Addressing the issue of the three year requirement for OEM parts, an analysis prepared on the bills by the Maryland Department of Legislative services noted that the Maryland Automobile Insurance Fund (MAIF), an independent state agency created by the Maryland State Legislature in 1972 to provide insurance to residents who could not secure it on the private market, already has a policy to pay for OEM parts for two years after the date of manufacture. While adding a year to the current policy would raise costs, the analysis states, “However, despite the prevalence of motor vehicle accidents and collisions in society at large, any expenditure increase due to covering an additional year is likely to be minimal.”
The MAIF reported that in 2013 it wrote a total of 460 estimates on 2011 model vehicles (three year old vehicles that would be covered by the expanded OEM-only waiting period) and that the average difference between estimates using OEM parts versus aftermarket parts was US$117.32, for a total estimated increased cost of US$53,967. If that cost was passed on to consumers in premium, the two percent tax on insurance premiums paid to the state would result in US$1,079 tax collected.
The WMABA supported the proposed legislation believing it necessary to protect the rights of repair facilities to operate their business independently and protect consumers.
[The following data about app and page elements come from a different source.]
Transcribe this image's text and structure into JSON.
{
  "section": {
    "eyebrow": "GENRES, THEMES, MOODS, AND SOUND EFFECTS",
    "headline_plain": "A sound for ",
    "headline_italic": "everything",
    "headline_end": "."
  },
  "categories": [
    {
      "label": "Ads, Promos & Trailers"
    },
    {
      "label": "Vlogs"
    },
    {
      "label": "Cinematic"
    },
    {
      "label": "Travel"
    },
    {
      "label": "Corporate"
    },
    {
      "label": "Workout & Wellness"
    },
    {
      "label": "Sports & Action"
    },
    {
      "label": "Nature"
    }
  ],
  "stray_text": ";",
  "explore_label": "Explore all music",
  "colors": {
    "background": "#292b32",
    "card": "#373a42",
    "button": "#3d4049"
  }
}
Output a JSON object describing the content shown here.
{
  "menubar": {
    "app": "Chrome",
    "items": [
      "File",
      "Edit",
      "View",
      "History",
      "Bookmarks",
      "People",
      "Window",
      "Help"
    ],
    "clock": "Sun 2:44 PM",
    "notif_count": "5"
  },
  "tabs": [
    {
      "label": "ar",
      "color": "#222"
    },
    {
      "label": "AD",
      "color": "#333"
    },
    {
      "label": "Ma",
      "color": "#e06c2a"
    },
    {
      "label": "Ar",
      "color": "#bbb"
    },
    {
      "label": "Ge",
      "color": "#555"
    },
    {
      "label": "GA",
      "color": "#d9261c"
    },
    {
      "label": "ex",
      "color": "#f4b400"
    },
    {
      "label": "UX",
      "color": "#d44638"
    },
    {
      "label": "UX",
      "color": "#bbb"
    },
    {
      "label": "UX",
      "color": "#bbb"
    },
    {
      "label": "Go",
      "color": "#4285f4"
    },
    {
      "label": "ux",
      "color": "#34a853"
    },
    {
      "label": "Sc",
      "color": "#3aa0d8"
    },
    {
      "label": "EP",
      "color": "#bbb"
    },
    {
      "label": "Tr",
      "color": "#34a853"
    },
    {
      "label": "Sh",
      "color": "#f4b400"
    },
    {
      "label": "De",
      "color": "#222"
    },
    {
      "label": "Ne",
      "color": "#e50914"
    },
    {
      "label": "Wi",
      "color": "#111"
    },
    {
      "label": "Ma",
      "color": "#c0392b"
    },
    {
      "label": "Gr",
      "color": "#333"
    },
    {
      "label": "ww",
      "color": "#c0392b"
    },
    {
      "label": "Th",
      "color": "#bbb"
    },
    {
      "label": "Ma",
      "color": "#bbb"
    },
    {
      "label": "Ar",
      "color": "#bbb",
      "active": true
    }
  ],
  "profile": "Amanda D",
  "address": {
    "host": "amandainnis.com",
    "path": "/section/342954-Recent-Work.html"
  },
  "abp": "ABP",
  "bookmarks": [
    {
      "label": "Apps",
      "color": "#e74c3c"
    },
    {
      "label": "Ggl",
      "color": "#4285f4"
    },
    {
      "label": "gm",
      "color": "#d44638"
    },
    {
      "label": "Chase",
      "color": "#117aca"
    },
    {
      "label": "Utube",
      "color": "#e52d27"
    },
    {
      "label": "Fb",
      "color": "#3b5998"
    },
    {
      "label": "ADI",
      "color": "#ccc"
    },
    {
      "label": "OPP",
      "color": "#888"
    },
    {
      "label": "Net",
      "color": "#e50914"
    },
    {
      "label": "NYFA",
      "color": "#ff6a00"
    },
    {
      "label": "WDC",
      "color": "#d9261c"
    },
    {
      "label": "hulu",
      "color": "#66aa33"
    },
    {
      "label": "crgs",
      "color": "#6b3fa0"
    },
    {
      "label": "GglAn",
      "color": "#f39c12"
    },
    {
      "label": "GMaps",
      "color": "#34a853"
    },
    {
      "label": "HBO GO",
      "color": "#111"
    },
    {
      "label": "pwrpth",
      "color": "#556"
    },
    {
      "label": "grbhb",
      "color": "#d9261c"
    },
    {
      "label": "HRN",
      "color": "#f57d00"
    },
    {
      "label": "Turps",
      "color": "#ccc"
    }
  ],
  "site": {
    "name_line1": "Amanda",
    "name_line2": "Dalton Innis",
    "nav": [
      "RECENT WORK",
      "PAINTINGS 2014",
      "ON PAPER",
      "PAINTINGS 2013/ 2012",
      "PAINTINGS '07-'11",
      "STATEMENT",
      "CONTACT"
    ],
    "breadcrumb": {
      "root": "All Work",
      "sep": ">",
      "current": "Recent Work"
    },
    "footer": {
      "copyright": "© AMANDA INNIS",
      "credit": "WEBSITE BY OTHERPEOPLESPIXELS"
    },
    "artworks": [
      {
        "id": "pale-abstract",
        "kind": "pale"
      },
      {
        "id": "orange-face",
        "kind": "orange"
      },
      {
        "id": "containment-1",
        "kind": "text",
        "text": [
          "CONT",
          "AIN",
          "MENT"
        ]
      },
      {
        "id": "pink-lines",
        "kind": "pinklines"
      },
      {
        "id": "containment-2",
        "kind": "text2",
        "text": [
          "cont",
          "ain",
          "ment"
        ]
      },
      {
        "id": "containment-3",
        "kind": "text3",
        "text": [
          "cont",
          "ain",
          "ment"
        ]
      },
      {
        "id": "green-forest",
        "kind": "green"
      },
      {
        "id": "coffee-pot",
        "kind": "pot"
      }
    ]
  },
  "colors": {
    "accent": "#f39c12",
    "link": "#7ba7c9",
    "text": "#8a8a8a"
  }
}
WMABA also believes that the impact on costs from the OEM-parts only requirement would be minimal and that there is no correlation between this type of provision and the cost of insurance. According to WMABA, while Rhode Island with a 30-month prohibition, and West Virginia, with a three-year prohibition, have historically higher premiums than Maryland, Indiana, with a five-year prohibition, and Minnesota with a complete aftermarket prohibition have lower premiums than Maryland.
WMABA also drew attention to the fact that consumer choice is preserved in the legislation because consumers would still have the ability to consent to the use of aftermarket parts if they choose to do so.